[Dataset items]
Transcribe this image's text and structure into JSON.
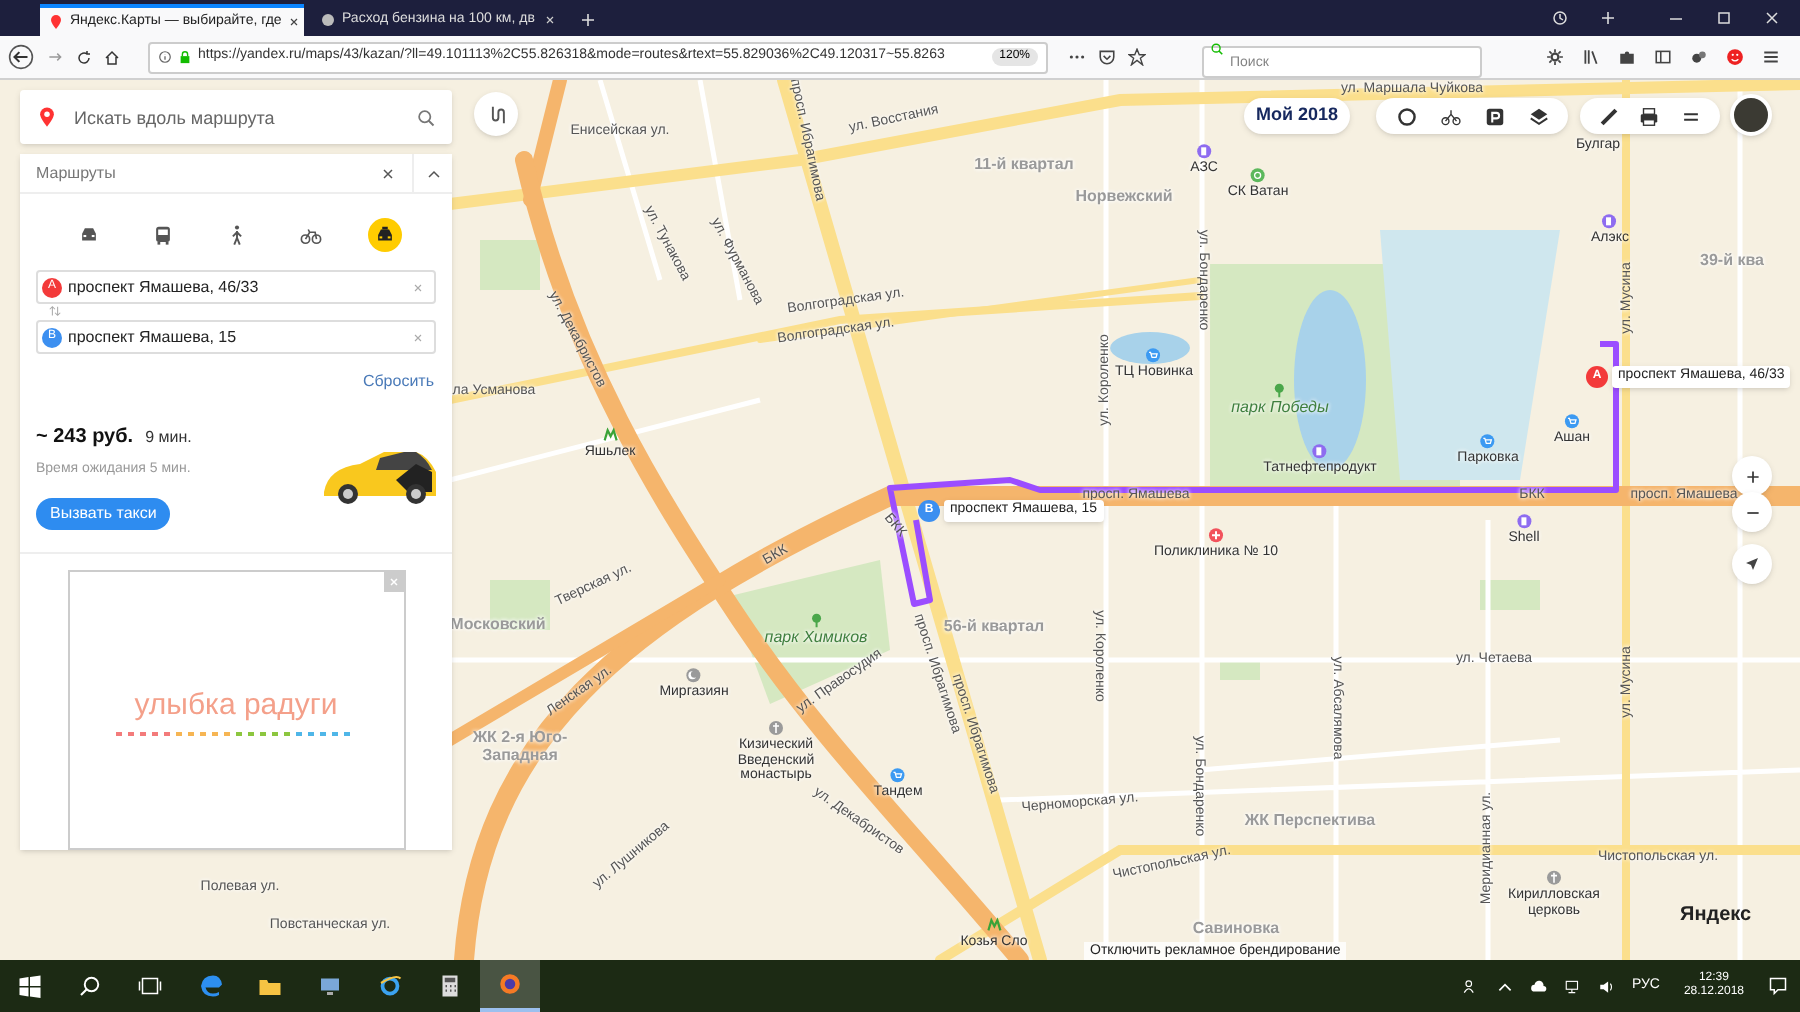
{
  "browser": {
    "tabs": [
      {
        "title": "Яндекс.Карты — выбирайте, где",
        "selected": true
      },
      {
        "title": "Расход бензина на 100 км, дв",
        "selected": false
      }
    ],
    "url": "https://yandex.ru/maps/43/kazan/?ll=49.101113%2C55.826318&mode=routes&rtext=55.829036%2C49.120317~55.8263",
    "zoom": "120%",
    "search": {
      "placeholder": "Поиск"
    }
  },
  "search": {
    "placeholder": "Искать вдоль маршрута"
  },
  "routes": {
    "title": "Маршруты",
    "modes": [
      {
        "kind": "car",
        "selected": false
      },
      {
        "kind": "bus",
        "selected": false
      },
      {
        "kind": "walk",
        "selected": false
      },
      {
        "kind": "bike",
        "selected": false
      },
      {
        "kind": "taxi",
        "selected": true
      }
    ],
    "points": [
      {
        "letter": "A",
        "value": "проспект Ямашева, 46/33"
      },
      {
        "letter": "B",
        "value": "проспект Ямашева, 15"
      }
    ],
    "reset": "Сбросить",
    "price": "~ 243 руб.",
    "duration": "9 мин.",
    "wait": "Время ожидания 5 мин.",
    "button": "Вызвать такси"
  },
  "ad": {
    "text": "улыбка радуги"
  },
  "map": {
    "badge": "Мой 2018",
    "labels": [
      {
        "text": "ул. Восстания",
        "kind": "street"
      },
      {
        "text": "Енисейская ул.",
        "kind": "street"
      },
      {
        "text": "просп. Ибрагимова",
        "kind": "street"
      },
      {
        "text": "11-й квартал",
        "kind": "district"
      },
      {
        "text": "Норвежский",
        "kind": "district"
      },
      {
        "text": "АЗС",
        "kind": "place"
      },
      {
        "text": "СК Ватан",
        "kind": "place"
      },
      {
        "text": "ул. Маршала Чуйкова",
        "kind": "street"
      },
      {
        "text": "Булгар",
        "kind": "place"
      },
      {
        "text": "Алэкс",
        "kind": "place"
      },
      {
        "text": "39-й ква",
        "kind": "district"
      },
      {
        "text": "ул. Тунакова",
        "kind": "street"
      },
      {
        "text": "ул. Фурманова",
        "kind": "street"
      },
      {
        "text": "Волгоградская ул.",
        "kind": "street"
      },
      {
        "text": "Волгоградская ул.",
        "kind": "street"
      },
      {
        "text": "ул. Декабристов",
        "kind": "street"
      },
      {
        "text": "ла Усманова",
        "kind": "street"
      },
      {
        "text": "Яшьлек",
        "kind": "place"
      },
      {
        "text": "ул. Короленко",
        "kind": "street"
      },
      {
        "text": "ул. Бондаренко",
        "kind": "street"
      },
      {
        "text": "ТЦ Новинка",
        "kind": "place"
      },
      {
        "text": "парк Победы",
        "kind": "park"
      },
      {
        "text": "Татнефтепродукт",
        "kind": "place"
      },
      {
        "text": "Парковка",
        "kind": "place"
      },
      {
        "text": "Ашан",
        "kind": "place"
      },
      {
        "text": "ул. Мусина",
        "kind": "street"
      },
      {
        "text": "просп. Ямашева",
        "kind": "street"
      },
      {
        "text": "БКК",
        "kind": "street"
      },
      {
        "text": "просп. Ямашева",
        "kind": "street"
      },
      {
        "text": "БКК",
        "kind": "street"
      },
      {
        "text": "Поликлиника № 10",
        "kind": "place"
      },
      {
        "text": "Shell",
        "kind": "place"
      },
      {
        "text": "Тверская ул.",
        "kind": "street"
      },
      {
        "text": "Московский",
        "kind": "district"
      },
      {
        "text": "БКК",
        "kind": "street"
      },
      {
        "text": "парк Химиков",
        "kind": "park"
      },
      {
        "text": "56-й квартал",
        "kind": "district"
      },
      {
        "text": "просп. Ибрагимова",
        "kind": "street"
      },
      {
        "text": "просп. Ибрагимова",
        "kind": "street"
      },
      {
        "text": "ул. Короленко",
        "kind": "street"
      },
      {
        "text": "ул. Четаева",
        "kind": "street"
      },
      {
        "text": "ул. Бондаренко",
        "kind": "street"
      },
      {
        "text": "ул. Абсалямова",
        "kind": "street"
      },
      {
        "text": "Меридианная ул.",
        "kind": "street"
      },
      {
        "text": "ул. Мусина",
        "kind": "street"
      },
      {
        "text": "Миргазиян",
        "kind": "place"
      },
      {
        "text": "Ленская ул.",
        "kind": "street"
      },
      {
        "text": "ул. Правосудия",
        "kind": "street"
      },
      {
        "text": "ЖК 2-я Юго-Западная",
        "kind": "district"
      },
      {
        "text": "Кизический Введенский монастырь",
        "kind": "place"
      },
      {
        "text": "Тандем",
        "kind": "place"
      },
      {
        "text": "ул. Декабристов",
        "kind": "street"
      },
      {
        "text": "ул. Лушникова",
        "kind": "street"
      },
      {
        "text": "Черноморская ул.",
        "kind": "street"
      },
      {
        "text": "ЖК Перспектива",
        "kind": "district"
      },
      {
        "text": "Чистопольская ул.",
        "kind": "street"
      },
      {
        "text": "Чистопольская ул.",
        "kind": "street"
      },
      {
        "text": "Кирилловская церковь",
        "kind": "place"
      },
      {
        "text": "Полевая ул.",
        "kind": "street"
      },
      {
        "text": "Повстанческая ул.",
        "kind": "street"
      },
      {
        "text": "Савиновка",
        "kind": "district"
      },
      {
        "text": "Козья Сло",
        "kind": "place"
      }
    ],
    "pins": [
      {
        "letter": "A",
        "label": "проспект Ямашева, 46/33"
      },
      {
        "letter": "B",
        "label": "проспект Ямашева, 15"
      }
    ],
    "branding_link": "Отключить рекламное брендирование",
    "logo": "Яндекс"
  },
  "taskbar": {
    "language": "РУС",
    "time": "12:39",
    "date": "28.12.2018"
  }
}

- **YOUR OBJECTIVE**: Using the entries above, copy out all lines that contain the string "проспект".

- **SOLUTION**:
        "value": "проспект Ямашева, 46/33"
        "value": "проспект Ямашева, 15"
        "label": "проспект Ямашева, 46/33"
        "label": "проспект Ямашева, 15"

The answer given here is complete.